England has been swept by a real heat wave in the last couple of weeks; today, it seems like autumn is finally settling in – the sky has taken grey tinges, the trees are putting up their best colours, and one feels the need of putting an extra layer of clothes on, and using the oven. Today’s recipe comes from France, but is somehow linked … Continue reading A Tin of Biscuits: Petit Beurres in Elizabeth Bowen’s The Last September (1929)

Yogurt’s Ancestor: Mezzorado, or Soured Milk in Natalia Ginzburg’s Family Sayings (1963)

As I (Nico) was hiking in the mountains of beautiful Slovenia this summer, I came across one interesting dish: soured milk, or kislo mleko as they call it on the sunny side of the Alps. Made with one main simple ingredient (milk), it is nevertheless complex to make as it can easily go wrong – on one occasion, a farmer had to regretfully deny us … Continue reading Yogurt’s Ancestor: Mezzorado, or Soured Milk in Natalia Ginzburg’s Family Sayings (1963)

Welcome, 2016! With the Blancmange from James Joyce’s ‘The Dead’ (1914)

Welcome back from the holiday, and a very happy new year from the Literary Kitchen! I do hope you are not too full still from the recent festivities to bear to look at the superb pudding I will be introducing you to today: blancmange. Actually, no. Feeling a little sick may be the best way to approach this dish, as for a good part of … Continue reading Welcome, 2016! With the Blancmange from James Joyce’s ‘The Dead’ (1914)

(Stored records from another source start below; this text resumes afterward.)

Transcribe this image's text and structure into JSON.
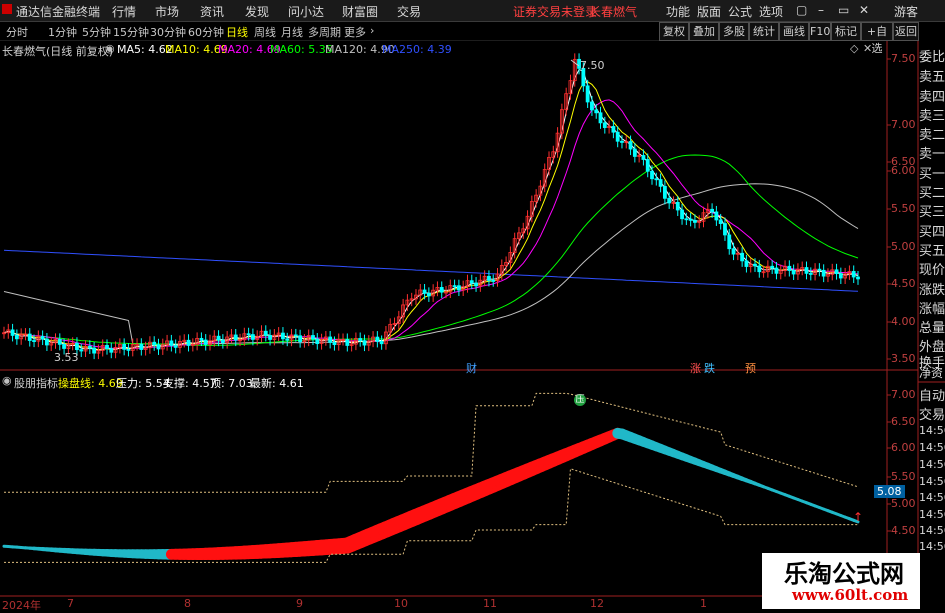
{
  "titlebar": {
    "app_name": "通达信金融终端",
    "menu": [
      "行情",
      "市场",
      "资讯",
      "发现",
      "问小达",
      "财富圈",
      "交易"
    ],
    "notice": "证券交易未登录",
    "stock_name": "长春燃气",
    "right_menu": [
      "功能",
      "版面",
      "公式",
      "选项"
    ],
    "guest": "游客",
    "colors": {
      "notice": "#ff4040"
    }
  },
  "period_tabs": [
    "分时",
    "1分钟",
    "5分钟",
    "15分钟",
    "30分钟",
    "60分钟",
    "日线",
    "周线",
    "月线",
    "多周期",
    "更多"
  ],
  "active_period": "日线",
  "toolbar": [
    "复权",
    "叠加",
    "多股",
    "统计",
    "画线",
    "F10",
    "标记",
    "+自选",
    "返回"
  ],
  "main_legend": {
    "title": "长春燃气(日线 前复权)",
    "items": [
      {
        "label": "MA5: 4.62",
        "color": "#ffffff"
      },
      {
        "label": "MA10: 4.69",
        "color": "#ffff00"
      },
      {
        "label": "MA20: 4.69",
        "color": "#ff00ff"
      },
      {
        "label": "MA60: 5.35",
        "color": "#00ff00"
      },
      {
        "label": "MA120: 4.90",
        "color": "#c0c0c0"
      },
      {
        "label": "MA250: 4.39",
        "color": "#3050ff"
      }
    ]
  },
  "price_axis": [
    "7.50",
    "7.00",
    "6.50",
    "6.00",
    "5.50",
    "5.00",
    "4.50",
    "4.00",
    "3.50"
  ],
  "annotations": {
    "high": "7.50",
    "low": "3.53",
    "tags": [
      "财",
      "涨",
      "跌",
      "预"
    ]
  },
  "sub_legend": {
    "title": "股朋指标",
    "items": [
      {
        "label": "操盘线: 4.69",
        "color": "#ffff00"
      },
      {
        "label": "压力: 5.54",
        "color": "#ffffff"
      },
      {
        "label": "支撑: 4.57",
        "color": "#ffffff"
      },
      {
        "label": "顶: 7.03",
        "color": "#ffffff"
      },
      {
        "label": "最新: 4.61",
        "color": "#ffffff"
      }
    ]
  },
  "sub_axis": [
    "7.00",
    "6.50",
    "6.00",
    "5.50",
    "5.00",
    "4.50"
  ],
  "sub_marker": {
    "value": "5.08",
    "signal": "压"
  },
  "right_panel_top": [
    "委比",
    "卖五",
    "卖四",
    "卖三",
    "卖二",
    "卖一",
    "买一",
    "买二",
    "买三",
    "买四",
    "买五",
    "现价",
    "涨跌",
    "涨幅",
    "总量",
    "外盘",
    "换手",
    "净资",
    "收益"
  ],
  "right_panel_bottom": [
    "自动",
    "交易",
    "14:56",
    "14:56",
    "14:56",
    "14:56",
    "14:56",
    "14:56",
    "14:56",
    "14:56"
  ],
  "date_axis": [
    "2024年",
    "7",
    "8",
    "9",
    "10",
    "11",
    "12",
    "1"
  ],
  "watermark": {
    "brand": "乐淘公式网",
    "url": "www.60lt.com"
  },
  "colors": {
    "up": "#ff3030",
    "down": "#00ffff",
    "axis": "#c04040",
    "sub_up": "#ff1010",
    "sub_down": "#20b8c8"
  }
}
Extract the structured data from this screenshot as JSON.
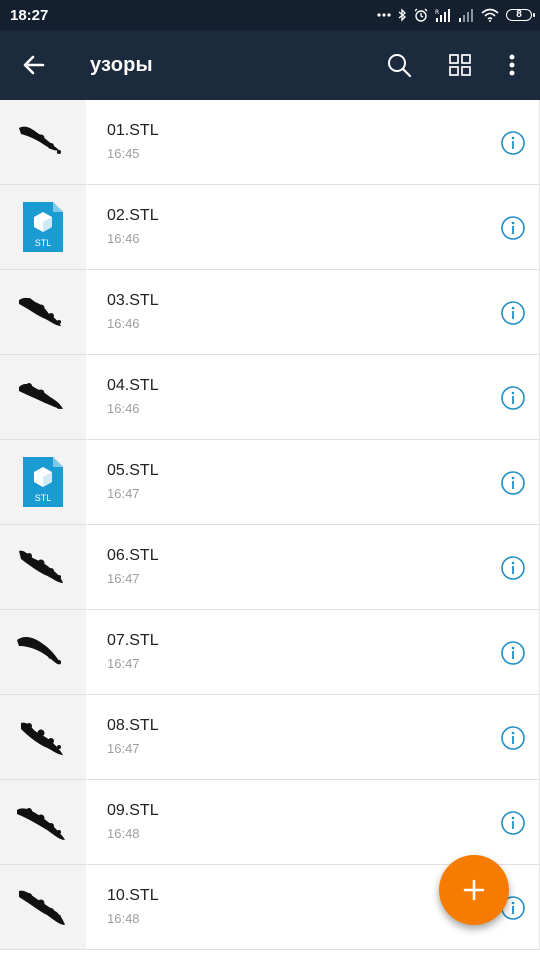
{
  "status_bar": {
    "time": "18:27",
    "battery": "8",
    "icons": [
      "more-dots-icon",
      "bluetooth-icon",
      "alarm-icon",
      "signal-r-icon",
      "signal-icon",
      "wifi-icon",
      "battery-icon"
    ]
  },
  "app_bar": {
    "title": "узоры",
    "icons": [
      "back-arrow-icon",
      "search-icon",
      "grid-view-icon",
      "more-vert-icon"
    ]
  },
  "colors": {
    "status_bar_bg": "#14202f",
    "app_bar_bg": "#1c2a3d",
    "info_icon": "#1f8fc4",
    "fab": "#f57c00",
    "stl_icon": "#1a9bd1"
  },
  "files": [
    {
      "name": "01.STL",
      "time": "16:45",
      "thumb": "pattern"
    },
    {
      "name": "02.STL",
      "time": "16:46",
      "thumb": "stl-file-icon"
    },
    {
      "name": "03.STL",
      "time": "16:46",
      "thumb": "pattern"
    },
    {
      "name": "04.STL",
      "time": "16:46",
      "thumb": "pattern"
    },
    {
      "name": "05.STL",
      "time": "16:47",
      "thumb": "stl-file-icon"
    },
    {
      "name": "06.STL",
      "time": "16:47",
      "thumb": "pattern"
    },
    {
      "name": "07.STL",
      "time": "16:47",
      "thumb": "pattern"
    },
    {
      "name": "08.STL",
      "time": "16:47",
      "thumb": "pattern"
    },
    {
      "name": "09.STL",
      "time": "16:48",
      "thumb": "pattern"
    },
    {
      "name": "10.STL",
      "time": "16:48",
      "thumb": "pattern"
    }
  ],
  "stl_icon_label": "STL",
  "fab": {
    "icon": "plus-icon"
  }
}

Alive and kicking: Sushi in Jun’ichirō Tanizaki’s The Makioka Sisters (1943-48)

Three months ago, I was travelling around Japan, the land of dreams to me (and a whole lot of other Westerners, it seems), and my enthusiastic foodie self found much to revel in: I don’t think I ate the same thing twice when I was there, as everything was so overwhelmingly tasty, and different, that I felt I had to try everything that came my … Continue reading Alive and kicking: Sushi in Jun’ichirō Tanizaki’s The Makioka Sisters (1943-48)

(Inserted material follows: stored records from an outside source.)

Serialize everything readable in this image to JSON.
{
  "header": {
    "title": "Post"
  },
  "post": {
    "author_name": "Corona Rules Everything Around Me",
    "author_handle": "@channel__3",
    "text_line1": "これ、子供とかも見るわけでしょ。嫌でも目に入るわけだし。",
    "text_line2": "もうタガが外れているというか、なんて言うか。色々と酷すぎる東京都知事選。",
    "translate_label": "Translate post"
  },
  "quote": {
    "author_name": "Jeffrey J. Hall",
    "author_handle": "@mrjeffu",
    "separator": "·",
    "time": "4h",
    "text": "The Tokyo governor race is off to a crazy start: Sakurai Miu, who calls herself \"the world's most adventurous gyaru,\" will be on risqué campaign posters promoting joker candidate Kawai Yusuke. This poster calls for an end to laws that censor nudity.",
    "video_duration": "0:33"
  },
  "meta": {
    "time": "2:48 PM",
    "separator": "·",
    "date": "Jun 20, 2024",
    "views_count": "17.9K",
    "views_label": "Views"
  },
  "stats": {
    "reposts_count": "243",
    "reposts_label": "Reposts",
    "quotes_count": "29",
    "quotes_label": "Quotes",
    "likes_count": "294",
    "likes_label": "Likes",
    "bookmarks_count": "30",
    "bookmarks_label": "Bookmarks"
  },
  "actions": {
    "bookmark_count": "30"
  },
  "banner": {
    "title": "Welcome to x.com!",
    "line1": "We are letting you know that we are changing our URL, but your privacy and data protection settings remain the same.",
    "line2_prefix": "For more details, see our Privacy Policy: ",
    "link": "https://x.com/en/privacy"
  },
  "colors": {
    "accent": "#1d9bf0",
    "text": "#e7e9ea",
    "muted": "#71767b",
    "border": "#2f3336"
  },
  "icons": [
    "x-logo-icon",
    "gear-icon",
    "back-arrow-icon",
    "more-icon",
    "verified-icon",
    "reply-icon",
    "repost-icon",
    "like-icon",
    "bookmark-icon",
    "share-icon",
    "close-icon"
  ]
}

Perfecting Pfannkuchen with Lauren Owen (The Quick, 2014)

Recipe When Nico and I decided to make pfannkuchen, I felt more than a little trepidation. Lauren’s characters eat tasty baked potatoes, dripping with melted butter, or they tuck into hearty winter soups. Although I could have produced a recipe for either of these with ease, Nico felt that was a little boring. So we choose pfannkuchen instead. There are two types of this German sweet – … Continue reading Perfecting Pfannkuchen with Lauren Owen (The Quick, 2014)

Cooking “On the Road” with Jack Kerouac (1957)

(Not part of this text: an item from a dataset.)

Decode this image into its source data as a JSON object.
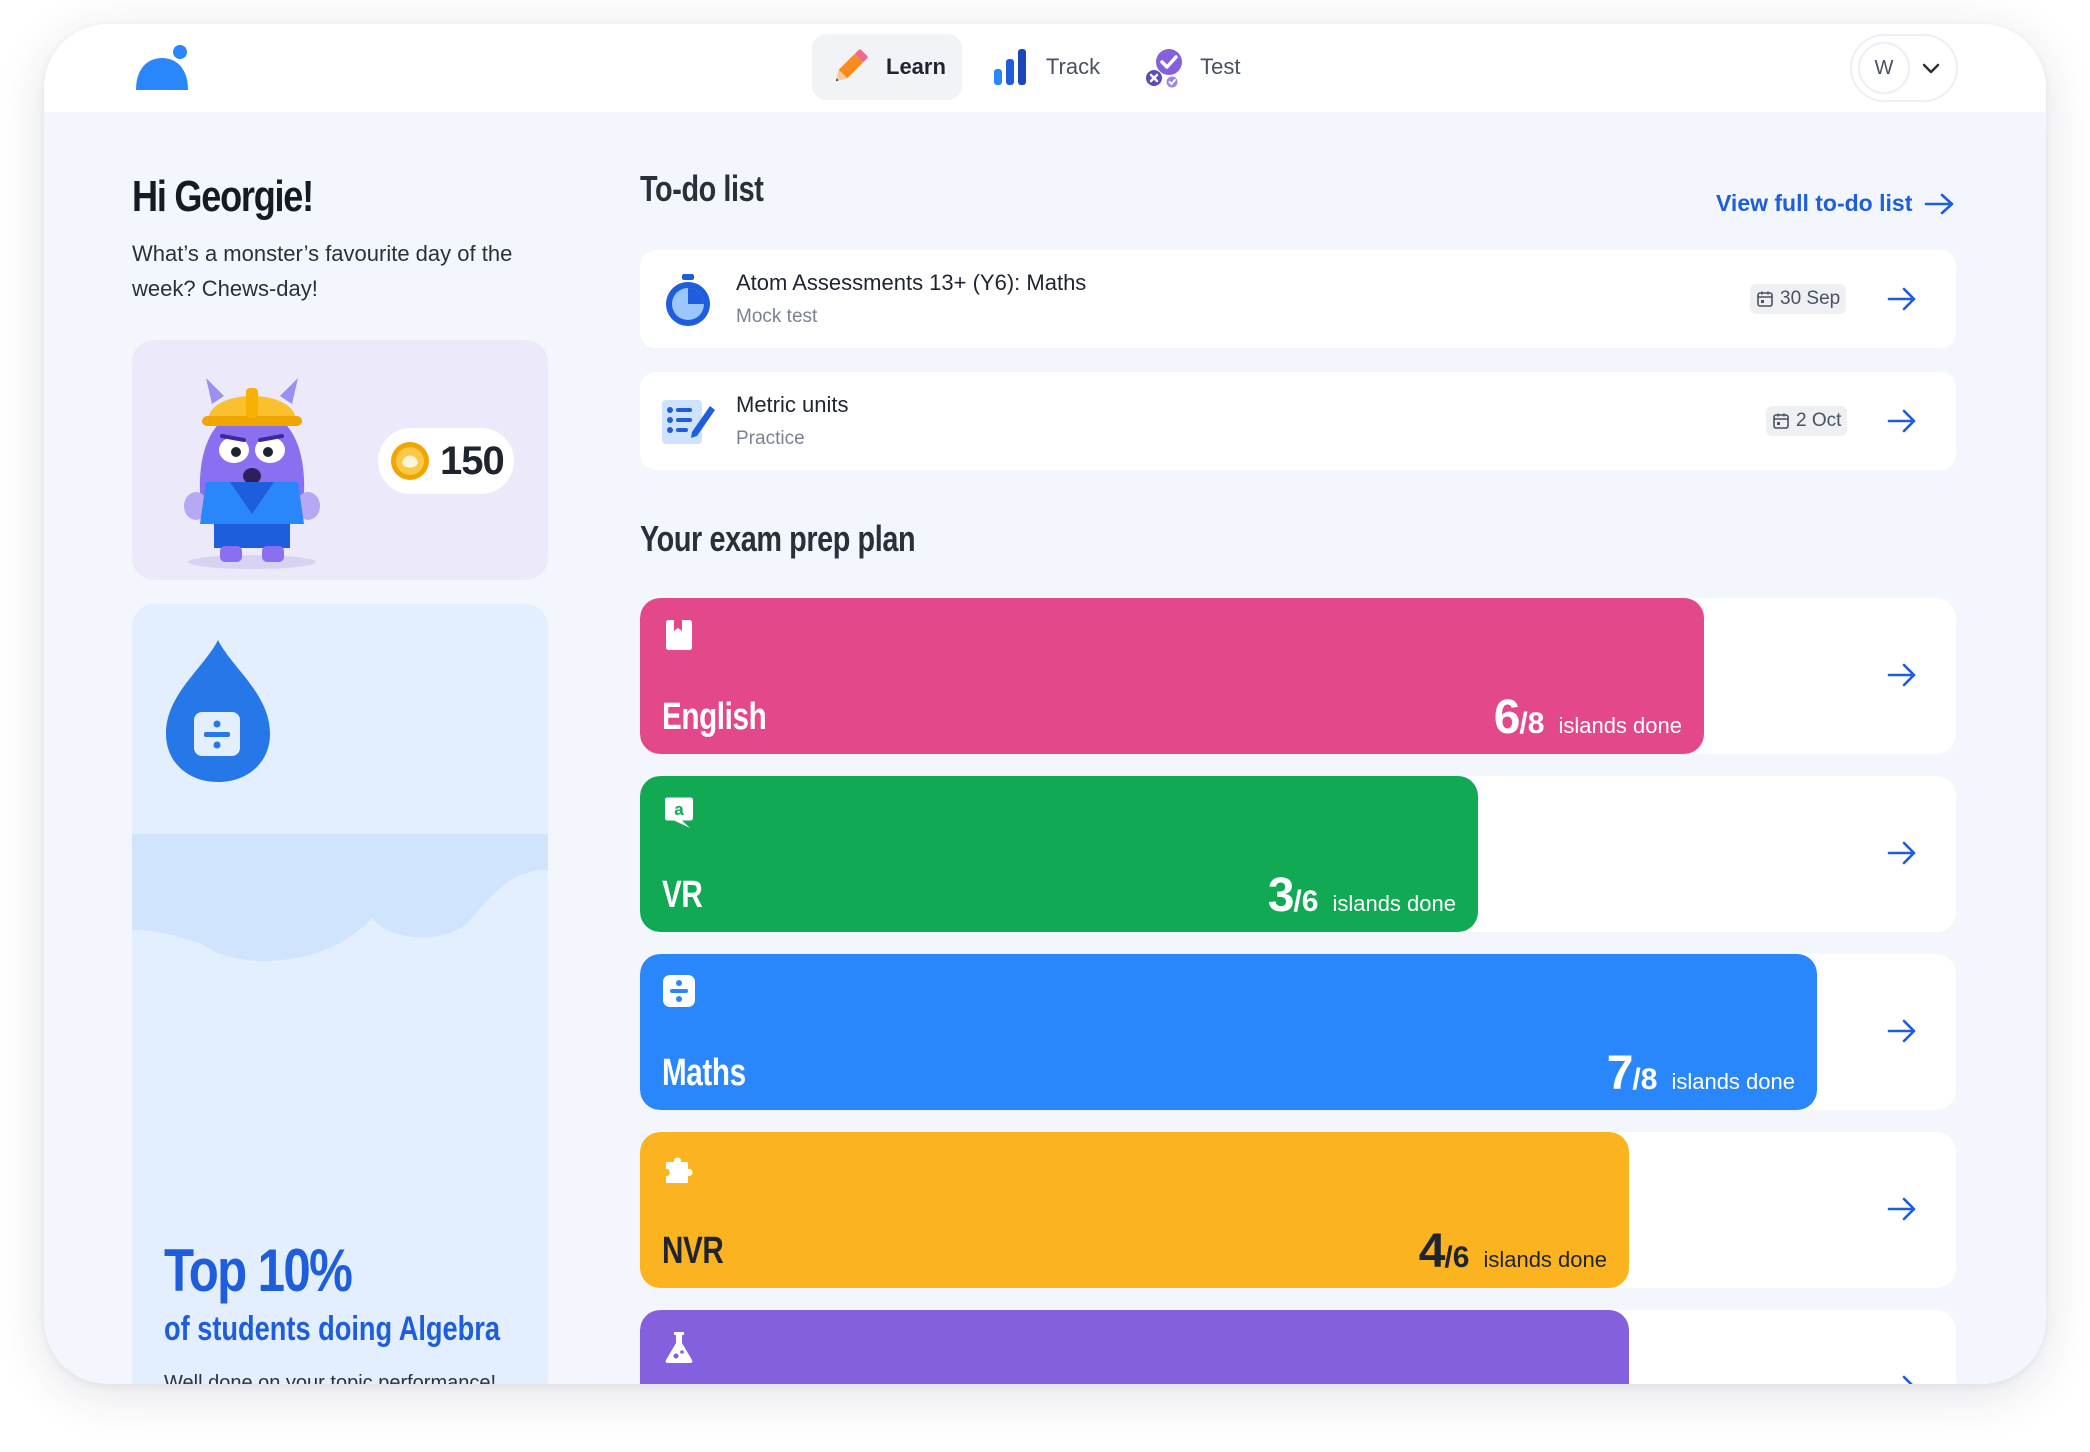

The smell of a ‘billion tortillas frying and smoking in the night’ wafts through Jack Kerouac’s On the Road. Check out the video below for our thoughts on this fabulous novel and, of course, for this blogpost’s recipe. Tortillas Ingredients: 500g strong white bread flour 1 tsp dried active yeast 1 tbsp oil 1 tsp salt 350ml water Directions: 1. Mix the dry ingredients together in … Continue reading Cooking “On the Road” with Jack Kerouac (1957)